Parents know it is standard proced
ure to burp a baby
after a meal. But it’s not only babies who ca
n burp after a meal. Burps are caused by air swallowin
g, and some children do that long past infancy. But you can lessen air swallowing in children
of all ages. For a baby, offer a feeding before your baby starts to
howl with hunger, swallowing more air. Hold bottle-fed infants at an
angle to prevent swallowing air from the bottle. Toddlers swallow air
when crying… or when a stuffed-up nose makes them breathe through their
mouth. Teach your child to blow his nose frequently when he has a
l-age children and teens tend to gulp down air when eating
quickly. The fizz in carbonated drinks also leads to lots of gas and
loud burps. So encourage your child or teen to eat more slowly and
avoid carbonated drinks.
The above script is part of the

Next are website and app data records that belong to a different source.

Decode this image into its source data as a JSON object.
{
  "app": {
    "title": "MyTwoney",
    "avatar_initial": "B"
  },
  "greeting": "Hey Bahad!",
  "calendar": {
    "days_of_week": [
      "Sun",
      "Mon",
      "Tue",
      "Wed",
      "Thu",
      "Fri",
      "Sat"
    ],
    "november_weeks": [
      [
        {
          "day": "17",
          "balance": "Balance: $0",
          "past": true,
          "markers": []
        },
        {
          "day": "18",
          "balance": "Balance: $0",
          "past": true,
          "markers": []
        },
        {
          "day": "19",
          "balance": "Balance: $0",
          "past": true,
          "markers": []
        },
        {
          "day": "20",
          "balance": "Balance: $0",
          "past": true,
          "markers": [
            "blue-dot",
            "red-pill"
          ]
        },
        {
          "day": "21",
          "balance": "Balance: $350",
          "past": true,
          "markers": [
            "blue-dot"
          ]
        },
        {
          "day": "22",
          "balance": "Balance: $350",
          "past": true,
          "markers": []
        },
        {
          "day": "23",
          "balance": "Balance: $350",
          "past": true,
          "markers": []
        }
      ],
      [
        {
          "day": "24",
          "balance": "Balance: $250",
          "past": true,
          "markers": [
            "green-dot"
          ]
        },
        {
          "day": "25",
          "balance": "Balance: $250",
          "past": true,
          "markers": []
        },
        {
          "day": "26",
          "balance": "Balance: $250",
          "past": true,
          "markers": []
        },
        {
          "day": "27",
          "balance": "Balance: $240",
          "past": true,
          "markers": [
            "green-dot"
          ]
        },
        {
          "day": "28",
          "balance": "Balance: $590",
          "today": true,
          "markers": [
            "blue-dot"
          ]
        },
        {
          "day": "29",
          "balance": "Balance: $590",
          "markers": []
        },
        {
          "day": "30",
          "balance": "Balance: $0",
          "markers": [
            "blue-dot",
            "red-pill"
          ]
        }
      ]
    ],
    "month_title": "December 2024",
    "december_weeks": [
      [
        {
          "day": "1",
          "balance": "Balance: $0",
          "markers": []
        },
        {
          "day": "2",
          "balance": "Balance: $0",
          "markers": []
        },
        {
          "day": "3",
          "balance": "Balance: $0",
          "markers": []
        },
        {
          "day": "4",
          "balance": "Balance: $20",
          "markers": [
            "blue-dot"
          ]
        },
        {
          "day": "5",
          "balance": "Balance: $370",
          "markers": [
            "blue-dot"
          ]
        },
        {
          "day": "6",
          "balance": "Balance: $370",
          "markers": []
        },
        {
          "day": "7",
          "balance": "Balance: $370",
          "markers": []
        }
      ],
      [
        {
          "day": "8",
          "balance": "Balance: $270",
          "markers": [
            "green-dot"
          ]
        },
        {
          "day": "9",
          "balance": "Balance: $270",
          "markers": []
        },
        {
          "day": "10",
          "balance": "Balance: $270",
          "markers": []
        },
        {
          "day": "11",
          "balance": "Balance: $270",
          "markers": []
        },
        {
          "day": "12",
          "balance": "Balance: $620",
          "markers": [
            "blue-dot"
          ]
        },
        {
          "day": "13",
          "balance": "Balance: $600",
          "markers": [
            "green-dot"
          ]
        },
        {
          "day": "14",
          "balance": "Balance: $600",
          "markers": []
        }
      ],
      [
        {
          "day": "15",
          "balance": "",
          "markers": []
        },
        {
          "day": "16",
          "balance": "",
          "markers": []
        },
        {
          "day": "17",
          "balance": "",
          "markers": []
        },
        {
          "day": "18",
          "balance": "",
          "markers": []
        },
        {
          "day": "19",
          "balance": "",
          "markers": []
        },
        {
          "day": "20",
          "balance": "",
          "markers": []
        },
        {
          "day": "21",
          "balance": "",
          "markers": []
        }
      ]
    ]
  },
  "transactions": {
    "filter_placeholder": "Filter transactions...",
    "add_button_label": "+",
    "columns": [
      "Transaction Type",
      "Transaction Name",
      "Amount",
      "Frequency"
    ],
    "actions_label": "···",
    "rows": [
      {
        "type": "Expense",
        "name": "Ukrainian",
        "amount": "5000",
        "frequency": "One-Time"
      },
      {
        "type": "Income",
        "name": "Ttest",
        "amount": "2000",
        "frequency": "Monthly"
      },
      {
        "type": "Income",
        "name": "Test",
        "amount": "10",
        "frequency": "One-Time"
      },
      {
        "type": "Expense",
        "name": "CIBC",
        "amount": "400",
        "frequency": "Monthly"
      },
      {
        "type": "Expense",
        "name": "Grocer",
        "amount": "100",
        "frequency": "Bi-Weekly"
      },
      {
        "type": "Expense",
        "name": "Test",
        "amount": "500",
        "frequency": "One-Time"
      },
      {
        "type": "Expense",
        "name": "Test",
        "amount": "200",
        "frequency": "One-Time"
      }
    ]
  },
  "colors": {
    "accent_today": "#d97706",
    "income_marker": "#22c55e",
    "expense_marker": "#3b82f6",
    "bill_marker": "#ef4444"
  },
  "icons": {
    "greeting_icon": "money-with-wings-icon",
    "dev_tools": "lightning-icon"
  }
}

American Academy of Pediatrics (AAP) radio series 'A Minute for Kids,'
which airs weekdays on WBBM-AM in Chicago, IL.